Due to the overwhelming interest in our volunteer program at UCLA Health, we have revised the volunteer application and intake process. All prospective volunteers must first send a completed application in addition to a 500-word essay, stating the applicant's reasons for volunteering to:
757 Westwood Plaza #B791
Los Angeles, CA 90095
Once the essays and applications are received and reviewed, you will be called for an interview. Click button below to download the non-student application.
- Completion of a Non-Student Volunteer application form
- Complete and pass a required background check
- Agreement to volunteer for 100 hours within six months; commitment of four hours per week
- Completion of all required immunizations, including TB test(s), MMR, and Varicella
- Completion of all required volunteer forms.
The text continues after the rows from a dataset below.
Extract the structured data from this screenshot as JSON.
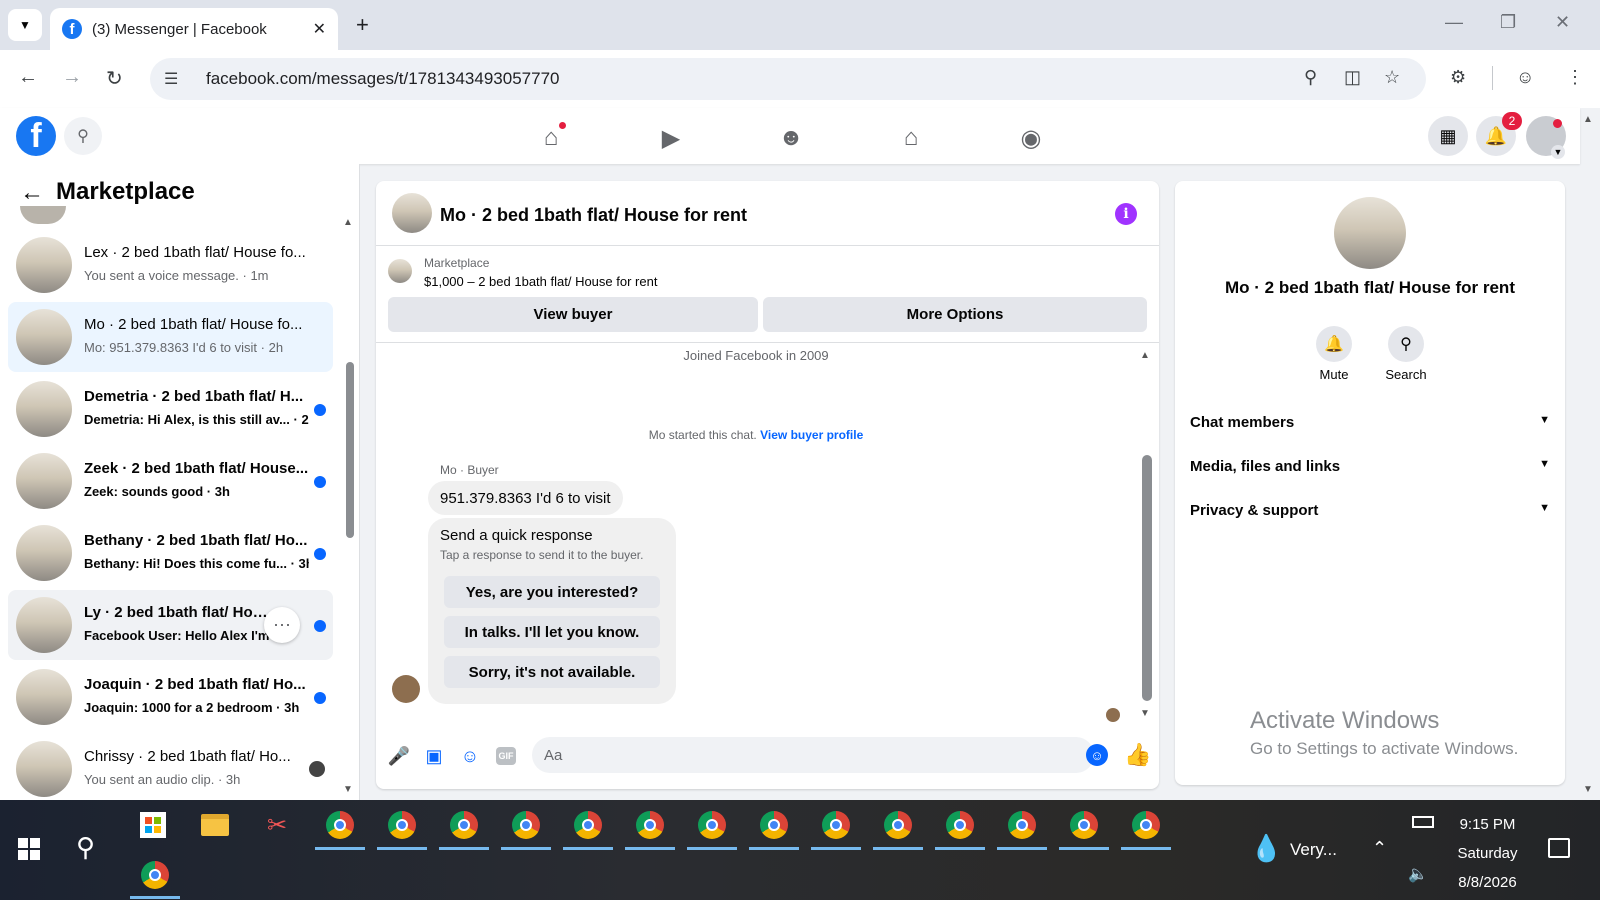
{
  "browser": {
    "tab_title": "(3) Messenger | Facebook",
    "url": "facebook.com/messages/t/1781343493057770"
  },
  "fb_header": {
    "notification_count": "2",
    "nav_icons": [
      "home-icon",
      "video-icon",
      "friends-icon",
      "marketplace-icon",
      "gaming-icon"
    ]
  },
  "sidebar": {
    "title": "Marketplace",
    "conversations": [
      {
        "name": "Lex · 2 bed 1bath flat/ House fo...",
        "preview": "You sent a voice message. · 1m",
        "unread": false
      },
      {
        "name": "Mo · 2 bed 1bath flat/ House fo...",
        "preview": "Mo: 951.379.8363 I'd 6 to visit · 2h",
        "unread": false,
        "selected": true
      },
      {
        "name": "Demetria · 2 bed 1bath flat/ H...",
        "preview": "Demetria: Hi Alex, is this still av... · 2h",
        "unread": true
      },
      {
        "name": "Zeek · 2 bed 1bath flat/ House...",
        "preview": "Zeek: sounds good · 3h",
        "unread": true
      },
      {
        "name": "Bethany · 2 bed 1bath flat/ Ho...",
        "preview": "Bethany: Hi! Does this come fu... · 3h",
        "unread": true
      },
      {
        "name": "Ly · 2 bed 1bath flat/ House f...",
        "preview": "Facebook User: Hello Alex I'm l...",
        "unread": true
      },
      {
        "name": "Joaquin · 2 bed 1bath flat/ Ho...",
        "preview": "Joaquin: 1000 for a 2 bedroom · 3h",
        "unread": true
      },
      {
        "name": "Chrissy · 2 bed 1bath flat/ Ho...",
        "preview": "You sent an audio clip. · 3h",
        "unread": false
      }
    ]
  },
  "chat": {
    "title": "Mo · 2 bed 1bath flat/ House for rent",
    "marketplace_label": "Marketplace",
    "listing": "$1,000 – 2 bed 1bath flat/ House for rent",
    "view_buyer": "View buyer",
    "more_options": "More Options",
    "joined": "Joined Facebook in 2009",
    "started": "Mo started this chat.",
    "view_profile": "View buyer profile",
    "sender_label": "Mo · Buyer",
    "message": "951.379.8363 I'd 6 to visit",
    "quick_title": "Send a quick response",
    "quick_sub": "Tap a response to send it to the buyer.",
    "quick_responses": [
      "Yes, are you interested?",
      "In talks. I'll let you know.",
      "Sorry, it's not available."
    ],
    "composer_placeholder": "Aa"
  },
  "details": {
    "name": "Mo · 2 bed 1bath flat/ House for rent",
    "mute": "Mute",
    "search": "Search",
    "sections": [
      "Chat members",
      "Media, files and links",
      "Privacy & support"
    ]
  },
  "watermark": {
    "line1": "Activate Windows",
    "line2": "Go to Settings to activate Windows."
  },
  "taskbar": {
    "weather": "Very...",
    "time": "9:15 PM",
    "day": "Saturday",
    "date": "8/8/2026"
  }
}
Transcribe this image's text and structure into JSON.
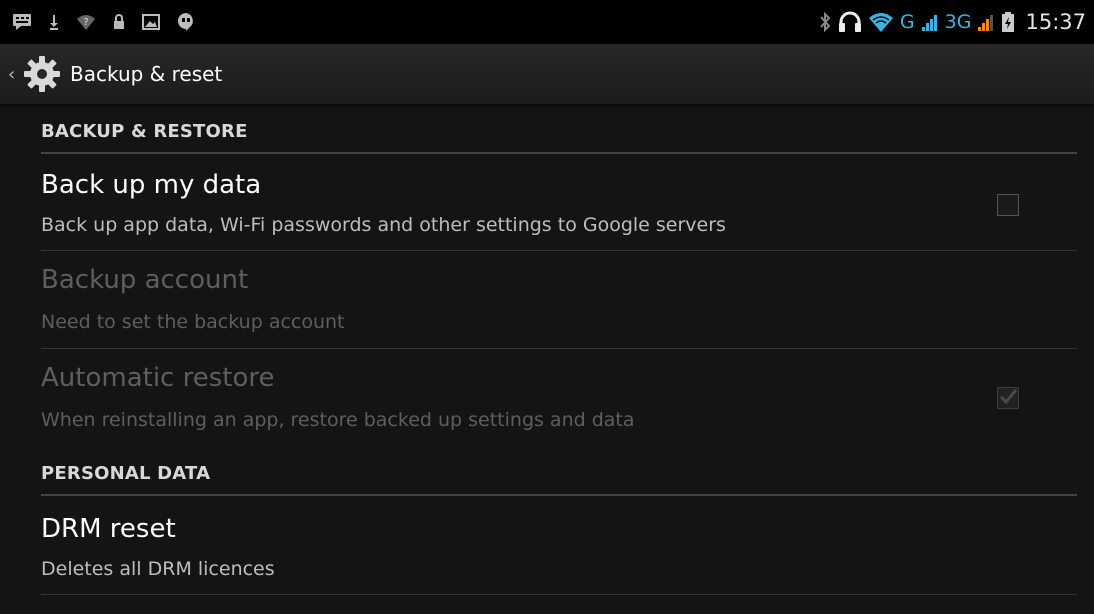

To have an application sent to you or for further information regarding the Non-Student/Adult Volunteer Program at Ronald Reagan UCLA Medical Center, please call the Volunteer Services Department at (310) 267-8180, Monday through Friday from 9 a.m. to 4 p.m. Please note that the office is closed from 12:00 p.m. to 1:00 p.m. for lunch.
Note: There is only one application for all the UC schools. Therefore, your responses will be sent to every single University of California school that you apply to. Hence, avoid making essays school-specific (unless you are applying to only one school).
To choose which questions to answer, first browse the eight prompts as a list, and sort them into one of three categories: “definites,”“possibilities,” and “avoid at all costs.” With “definites,” after reading the prompt, you immediately know what you will say and how you will say it. With “possibilities,” a few vague ideas swirl in your head, which you think can be sorted out and possibly develop into a great essay. With “avoid at all costs,” you want to have nothing to do with these essays.
Afterwards, jot down bullet point ideas for the questions you for sure want to write about. Then, select out of the “possibility” questions that would, in combination with your “definites,” produce the most well-rounded essay profile, which would both highlight your few key strengths as well as reveal your complexities and breadth of character. While doing so, it is important to base your decision on not only your immediate liking for the topic, but also on the available substance (anecdotes). Repeat this process until you are faced with only four questions.
This is just one way to approach choosing prompts. Since for some, the process happens organically, do not feel constrained to the method above. Just remember:
- Do not rush into prompts at first glance. Make sure that you have jotted down potential ideas for all but the ones you want to avoid, and ultimately write about the one with the most substance.
- Your answers should be able to highlight what is most important to you.